City Council member Gay Willis told Huddleston, “This is a business. It’s low margin. It’s highly competitive. I get that. But, I want to flip this for you and just say that the market must understand the city."
“The bottom line is there’s got to be some thought that at some point the store is going to be profitable,” Huddleston said. “We want to serve the community, but it’s still got to make a profit.”
Willis said she thinks they could get to profitability if they fine-tune the business model.
But Huddleston said, “You’ve seen supermarket companies come in with a different type of model in a lower-income, underserved area. The tough part is then the customer compares that store with something over here and it’s not the same. And the supermarket company then gets a lot of negative feedback.”

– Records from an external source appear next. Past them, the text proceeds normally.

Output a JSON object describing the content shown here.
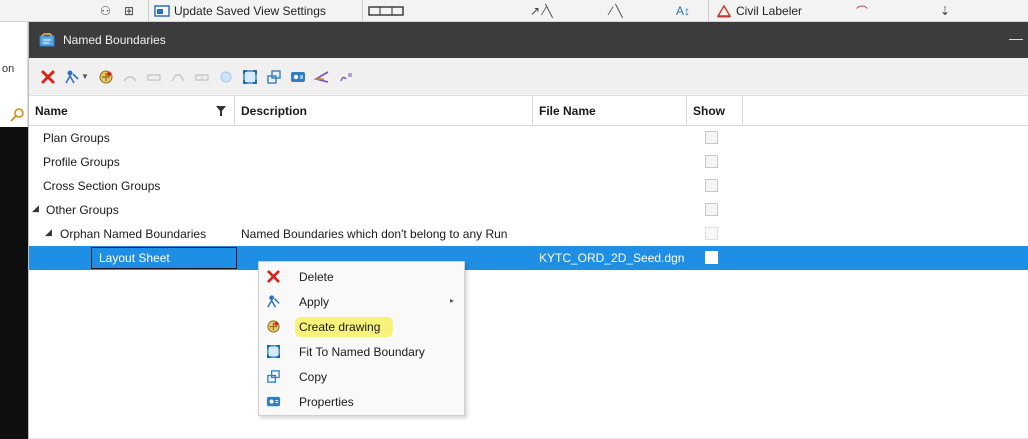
{
  "ribbon": {
    "update_saved_view_label": "Update Saved View Settings",
    "civil_labeler_label": "Civil Labeler",
    "left_fragment": "on"
  },
  "dialog": {
    "title": "Named Boundaries",
    "minimize_glyph": "—"
  },
  "toolbar": {
    "icons": [
      "delete-icon",
      "apply-icon",
      "create-drawing-icon",
      "plan-icon",
      "profile-icon",
      "cross-section-icon",
      "civil-icon",
      "named-boundary-icon",
      "fit-icon",
      "copy-icon",
      "properties-icon",
      "level-icon",
      "annotate-icon"
    ]
  },
  "grid": {
    "columns": [
      "Name",
      "Description",
      "File Name",
      "Show"
    ],
    "rows": [
      {
        "name": "Plan Groups",
        "description": "",
        "file": "",
        "level": 0,
        "expander": ""
      },
      {
        "name": "Profile Groups",
        "description": "",
        "file": "",
        "level": 0,
        "expander": ""
      },
      {
        "name": "Cross Section Groups",
        "description": "",
        "file": "",
        "level": 0,
        "expander": ""
      },
      {
        "name": "Other Groups",
        "description": "",
        "file": "",
        "level": 0,
        "expander": "◢"
      },
      {
        "name": "Orphan Named Boundaries",
        "description": "Named Boundaries which don't belong to any Run",
        "file": "",
        "level": 1,
        "expander": "◢"
      },
      {
        "name": "Layout Sheet",
        "description": "",
        "file": "KYTC_ORD_2D_Seed.dgn",
        "level": 2,
        "expander": "",
        "selected": true
      }
    ]
  },
  "context_menu": {
    "items": [
      {
        "label": "Delete",
        "icon": "delete-icon"
      },
      {
        "label": "Apply",
        "icon": "apply-icon",
        "submenu": "▸"
      },
      {
        "label": "Create drawing",
        "icon": "create-drawing-icon",
        "highlighted": true
      },
      {
        "label": "Fit To Named Boundary",
        "icon": "fit-icon"
      },
      {
        "label": "Copy",
        "icon": "copy-icon"
      },
      {
        "label": "Properties",
        "icon": "properties-icon"
      }
    ]
  },
  "colors": {
    "titlebar": "#3c3c3c",
    "selection": "#1f8fe5",
    "highlight": "#f6f26a",
    "delete_red": "#d9231c"
  }
}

He said he thinks people are becoming more accepting of different grocery store models, but it’s still not an easy sell. Huddleston offered a potential solution: Make opening a store cheaper by waving some of the required fees.
Sanders ended the meeting, not hopeful about what she heard, but hoping the committee would hear from someone else. “I thought [Huddleston] represented his constituents well in attempting to reduce some of the fees the corporate grocers are subjected to,” she said. “I don’t really think that was the point of the meeting, but that’s what happened.”
She disagrees that communities often reject different models simply because they’re different. The specific model of delivery or the specific size of the stores aren’t the concern. It’s the quality of the food, which, she says, is often subpar when it’s brought to underserved communities.
“You want us to be grateful for receiving less than [others]. You want us to be grateful for that. … Can we have the same quality? It doesn’t even have to be the same size store if that’s your concern. But why do we have to deal with wilted lettuce [and] ultra processed foods that are harmful to our health? We’re supposed to be grateful for this? I think not.”
Still, she’s ready to create her own solution, like she did a few years ago when she started her organization FEED Oak Cliff to bring fresh produce to underserved communities. “My organization now is looking at the feasibility of building our own grocery store because it’s come to that,” Sanders said. “You can only be frustrated so long, and we’ve reached that point.”
Grocers will also often say they won’t open in food deserts because residents shop outside their communities. It’s a point Huddleston brought up as well. This is circular reasoning, Sanders said. They shop outside of their communities because there aren’t any options inside their communities.
On top of that, she said, the grocers don’t take into account that residents in some of Dallas’ food deserts may have more expendable income.
“In some areas, there are families, or residents, who have wealth beyond average median income, maybe on a fixed income, but the houses are paid for,” she said. “You don’t have a mortgage. You don’t have children to sustain and all the expenses that that brings. So, there’s a lot more disposable income that the grocery corporations really don’t take into account.”
City Council member Casey Thomas pointed this out at the committee meeting as well. Huddleston admitted this may be true, but he said they focus more on families in the area.
“Well, there are all kinds of definitions of family. Families don’t necessarily include children,” Sanders said. “We have a significant demographic of gay couples over here and they may not have children, but they have a great deal of disposable income. The same with retirees who may or may not have children or grandchildren who visit from time to time. But even so, we all have to eat. Poor people eat, and they spend money on food.”
She said the thinking seems to be that before food can be brought to Dallas’ underserved communities, there needs to be more economic development, and dwindling crime stats. In the meantime, they’re left to fend for themselves.